14 June 2016
The Hawaii Tribune Herald reports….
Hawaii’s medical marijuana dispensary law isn’t perfect — far from it — but it’s a start, and the state needs to begin somewhere.
That’s how lawmakers characterized the up-and-coming dispensary system Thursday evening to a fired up crowd in Pahoa, many who pointed out what they called flaws in the way the law was written.
“What we came up with, I don’t choose to defend, I think it’s extremely imperfect,” state Sen. Russell Ruderman, D-Puna, told the nearly 100 attendees, which appeared to include several patients and marijuana users. “But it’s a step, and we’re going to keep taking steps. I think five years from now, the situation is going to look dramatically different than it does now. Meanwhile, it’s like walking through mud — you can’t run, you gotta keep moving forward.”
The meeting, hosted jointly by Ruderman and House counterpart Rep. Joy San Buenaventura, served as a post-legislative wrap-up and a Q&A session about the future of Hawaii’s dispensaries. Rep. Della Au Belatti, an Oahu Democrat who helped see the original dispensary law pass, also fielded questions.
Earlier this year, the state Department of Health released the names of eight initial dispensary license selections. Those selected on the Big Island, where more patients reside than any other island in the state, were former banana farmer Richard Ha and retired Waimea attorney Shelby Floyd. Once open, those dispensaries will provide patients a way to legally buy marijuana for the first time since the drug was legalized in 2000 for medical purposes.
Dispensaries can begin operating July 15, but Au Belatti told attendees Thursday she thinks that’s unlikely.
“It’s a permissive date, it wasn’t a mandatory date,” she said. “(Licensees) are going to have to comply with building permits, they’re going to have to get their production centers up, they’re going to have to identify their retail centers and all those other things. But our hope is that by the end of the year — I’m hoping sometime in October — some of the dispensaries will be open, but we just don’t know yet.”
Au Belatti also was the brain behind the omnibus House Bill 2707 that aims to address some of the so-called loopholes in the dispensary law. For example, the bill allows for interisland transport of cannabis for testing purposes — Hawaii requires all product to be tested in a state-approved laboratory prior to being sold — and it allows for advanced practice registered nurses to register new patients.
But the bill doesn’t touch on the caregiver program, that, as it’s set to phase out in 2018, was a sticking point among patients in Thursday’s crowd.
Under the program, a licensed caregiver can grow medicine for a single patient.

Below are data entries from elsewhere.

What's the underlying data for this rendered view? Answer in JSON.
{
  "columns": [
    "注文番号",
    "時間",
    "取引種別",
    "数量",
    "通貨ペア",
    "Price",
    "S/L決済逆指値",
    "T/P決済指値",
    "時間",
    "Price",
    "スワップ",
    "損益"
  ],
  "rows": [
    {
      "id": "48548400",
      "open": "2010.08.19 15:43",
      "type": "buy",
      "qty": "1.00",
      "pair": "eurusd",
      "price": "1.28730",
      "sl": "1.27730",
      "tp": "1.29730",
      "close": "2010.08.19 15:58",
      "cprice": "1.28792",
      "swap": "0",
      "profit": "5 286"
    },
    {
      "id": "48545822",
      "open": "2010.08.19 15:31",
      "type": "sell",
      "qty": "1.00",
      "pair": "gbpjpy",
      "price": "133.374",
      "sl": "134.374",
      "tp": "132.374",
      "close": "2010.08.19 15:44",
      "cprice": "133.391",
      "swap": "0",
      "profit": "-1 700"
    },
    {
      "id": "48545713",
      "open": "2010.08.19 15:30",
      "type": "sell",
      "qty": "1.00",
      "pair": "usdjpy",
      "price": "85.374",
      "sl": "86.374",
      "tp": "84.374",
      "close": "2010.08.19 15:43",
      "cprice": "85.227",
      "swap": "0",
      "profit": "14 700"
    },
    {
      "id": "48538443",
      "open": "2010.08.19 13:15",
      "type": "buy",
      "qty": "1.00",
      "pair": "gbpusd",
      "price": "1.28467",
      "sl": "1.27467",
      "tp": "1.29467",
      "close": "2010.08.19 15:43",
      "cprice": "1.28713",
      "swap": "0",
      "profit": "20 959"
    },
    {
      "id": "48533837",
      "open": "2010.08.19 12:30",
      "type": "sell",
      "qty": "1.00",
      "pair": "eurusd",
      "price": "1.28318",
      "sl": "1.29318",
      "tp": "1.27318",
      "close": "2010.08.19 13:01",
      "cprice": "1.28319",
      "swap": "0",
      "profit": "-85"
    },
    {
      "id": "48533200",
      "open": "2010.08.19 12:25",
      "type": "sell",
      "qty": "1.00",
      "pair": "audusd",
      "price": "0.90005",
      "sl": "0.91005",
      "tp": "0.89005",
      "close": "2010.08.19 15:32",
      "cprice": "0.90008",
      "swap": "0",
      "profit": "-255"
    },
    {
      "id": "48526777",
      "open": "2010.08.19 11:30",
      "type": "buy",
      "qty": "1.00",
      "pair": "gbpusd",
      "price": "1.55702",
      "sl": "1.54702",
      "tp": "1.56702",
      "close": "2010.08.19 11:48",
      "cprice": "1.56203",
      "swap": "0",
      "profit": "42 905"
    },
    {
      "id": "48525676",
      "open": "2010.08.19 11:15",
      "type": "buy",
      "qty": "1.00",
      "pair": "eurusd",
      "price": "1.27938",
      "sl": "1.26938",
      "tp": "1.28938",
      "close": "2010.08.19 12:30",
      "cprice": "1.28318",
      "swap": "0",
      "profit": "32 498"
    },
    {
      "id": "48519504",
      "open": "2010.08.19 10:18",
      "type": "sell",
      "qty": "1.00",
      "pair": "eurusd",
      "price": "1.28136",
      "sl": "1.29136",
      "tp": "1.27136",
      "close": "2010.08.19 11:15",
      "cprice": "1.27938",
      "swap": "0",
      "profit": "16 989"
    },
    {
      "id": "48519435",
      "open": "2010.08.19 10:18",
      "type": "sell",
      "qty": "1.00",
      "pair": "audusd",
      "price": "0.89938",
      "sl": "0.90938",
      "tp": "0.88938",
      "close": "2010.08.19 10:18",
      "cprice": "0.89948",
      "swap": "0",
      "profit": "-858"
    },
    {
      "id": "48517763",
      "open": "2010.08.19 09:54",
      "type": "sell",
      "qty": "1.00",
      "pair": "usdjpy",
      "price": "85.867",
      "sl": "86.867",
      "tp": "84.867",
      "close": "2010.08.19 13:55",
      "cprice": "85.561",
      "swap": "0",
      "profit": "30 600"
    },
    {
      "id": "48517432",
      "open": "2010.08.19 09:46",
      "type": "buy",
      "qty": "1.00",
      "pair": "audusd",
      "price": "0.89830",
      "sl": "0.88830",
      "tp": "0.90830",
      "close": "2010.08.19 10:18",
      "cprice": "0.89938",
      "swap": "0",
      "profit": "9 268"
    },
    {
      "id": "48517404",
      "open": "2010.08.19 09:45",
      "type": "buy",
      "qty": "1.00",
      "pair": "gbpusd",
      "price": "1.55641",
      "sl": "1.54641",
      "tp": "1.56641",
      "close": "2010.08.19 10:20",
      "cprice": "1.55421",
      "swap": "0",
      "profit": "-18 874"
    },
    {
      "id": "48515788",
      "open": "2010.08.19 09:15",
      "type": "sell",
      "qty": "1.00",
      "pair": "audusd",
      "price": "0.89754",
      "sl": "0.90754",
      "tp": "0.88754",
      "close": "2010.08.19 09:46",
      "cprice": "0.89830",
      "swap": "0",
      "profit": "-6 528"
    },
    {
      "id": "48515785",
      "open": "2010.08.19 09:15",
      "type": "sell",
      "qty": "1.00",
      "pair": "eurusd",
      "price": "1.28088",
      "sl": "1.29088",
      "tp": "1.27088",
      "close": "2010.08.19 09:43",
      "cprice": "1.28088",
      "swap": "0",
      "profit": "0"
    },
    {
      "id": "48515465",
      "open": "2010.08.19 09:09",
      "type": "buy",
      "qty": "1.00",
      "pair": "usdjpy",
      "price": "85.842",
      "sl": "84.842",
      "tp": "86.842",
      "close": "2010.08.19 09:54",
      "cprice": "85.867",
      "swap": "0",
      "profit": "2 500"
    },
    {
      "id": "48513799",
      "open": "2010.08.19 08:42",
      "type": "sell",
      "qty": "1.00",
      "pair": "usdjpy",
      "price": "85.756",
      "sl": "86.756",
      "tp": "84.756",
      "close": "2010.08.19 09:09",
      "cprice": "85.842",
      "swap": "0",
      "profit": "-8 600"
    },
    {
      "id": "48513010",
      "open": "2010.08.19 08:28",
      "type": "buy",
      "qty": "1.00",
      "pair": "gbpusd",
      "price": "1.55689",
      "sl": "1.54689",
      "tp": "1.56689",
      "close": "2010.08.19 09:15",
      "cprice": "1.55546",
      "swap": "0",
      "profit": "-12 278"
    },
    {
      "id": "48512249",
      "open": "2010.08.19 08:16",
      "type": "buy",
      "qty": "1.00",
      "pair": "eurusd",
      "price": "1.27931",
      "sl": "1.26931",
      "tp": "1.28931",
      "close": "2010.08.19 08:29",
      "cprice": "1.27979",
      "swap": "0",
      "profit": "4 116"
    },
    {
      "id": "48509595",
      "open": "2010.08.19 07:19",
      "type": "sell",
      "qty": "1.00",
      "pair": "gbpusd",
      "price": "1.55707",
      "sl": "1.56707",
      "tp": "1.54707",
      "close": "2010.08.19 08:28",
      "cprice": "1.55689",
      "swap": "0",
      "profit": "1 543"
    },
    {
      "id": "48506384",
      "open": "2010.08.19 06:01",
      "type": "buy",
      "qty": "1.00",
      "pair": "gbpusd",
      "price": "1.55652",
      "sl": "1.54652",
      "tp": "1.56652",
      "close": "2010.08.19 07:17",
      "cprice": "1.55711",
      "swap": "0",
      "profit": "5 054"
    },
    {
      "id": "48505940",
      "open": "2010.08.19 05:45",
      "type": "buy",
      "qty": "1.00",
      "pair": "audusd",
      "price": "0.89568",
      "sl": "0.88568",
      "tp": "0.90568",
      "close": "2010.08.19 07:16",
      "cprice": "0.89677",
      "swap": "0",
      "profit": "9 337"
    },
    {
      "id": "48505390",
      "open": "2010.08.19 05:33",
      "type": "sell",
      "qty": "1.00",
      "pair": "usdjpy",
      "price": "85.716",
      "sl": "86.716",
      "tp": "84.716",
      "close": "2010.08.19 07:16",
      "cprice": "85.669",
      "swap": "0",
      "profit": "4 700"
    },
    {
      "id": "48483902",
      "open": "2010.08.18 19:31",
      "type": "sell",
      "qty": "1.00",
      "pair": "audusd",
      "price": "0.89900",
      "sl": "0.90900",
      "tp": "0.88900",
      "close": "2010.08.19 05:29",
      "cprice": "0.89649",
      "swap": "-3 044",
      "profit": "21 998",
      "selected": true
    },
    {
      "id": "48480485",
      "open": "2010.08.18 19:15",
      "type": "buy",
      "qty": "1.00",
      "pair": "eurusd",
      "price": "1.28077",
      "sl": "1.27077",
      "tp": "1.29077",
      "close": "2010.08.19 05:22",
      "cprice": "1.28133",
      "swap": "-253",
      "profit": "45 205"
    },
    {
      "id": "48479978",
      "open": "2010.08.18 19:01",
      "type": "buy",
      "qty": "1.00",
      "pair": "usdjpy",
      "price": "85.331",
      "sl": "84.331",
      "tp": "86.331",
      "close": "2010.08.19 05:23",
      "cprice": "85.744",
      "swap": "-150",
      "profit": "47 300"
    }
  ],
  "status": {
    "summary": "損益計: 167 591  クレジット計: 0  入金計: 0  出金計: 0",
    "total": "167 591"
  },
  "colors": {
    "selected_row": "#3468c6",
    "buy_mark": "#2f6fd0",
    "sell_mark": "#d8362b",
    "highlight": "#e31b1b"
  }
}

Those against the program say it might feed the black market — and dispensaries are soon going to fill that gap anyway. Caregiver proponents think the program is essential for patients unable to grow marijuana themselves.
“Nothing in (recent marijuana bills) affords anything for patients,” said one attendee, claiming the decision to phase out the program already has caused “an emergency situation in upper Puna” among patients turning to other drugs to medicate. “They’re still suffering and until you acknowledge that these are our bodies first … you have certain unalienable rights and no one in government can take away our rights to consume a plant … until that happens, most of us won’t be in this conversation by choice.”
HB 2707 also directs the state Department of Business, Economic Development and Tourism to begin collecting data about the dispensary program, including the amount of marijuana grown and dispensed, the number of marijuana-related jobs available, price information and the program’s economic impact. Lawmakers said Thursday that data will be used when weighing future amendments.
“It’s not a perfect bill, believe me, I know it’s not a perfect bill,” San Buenaventura told the crowd. “However … there’s a give and a take … hopefully we can get data (from DBEDT) to say, OK, we don’t need these (marijuana) felonies (in law), maybe we can relax the caregiver program, or maybe we should create co-ops because there really isn’t this black market like law enforcement tells us.”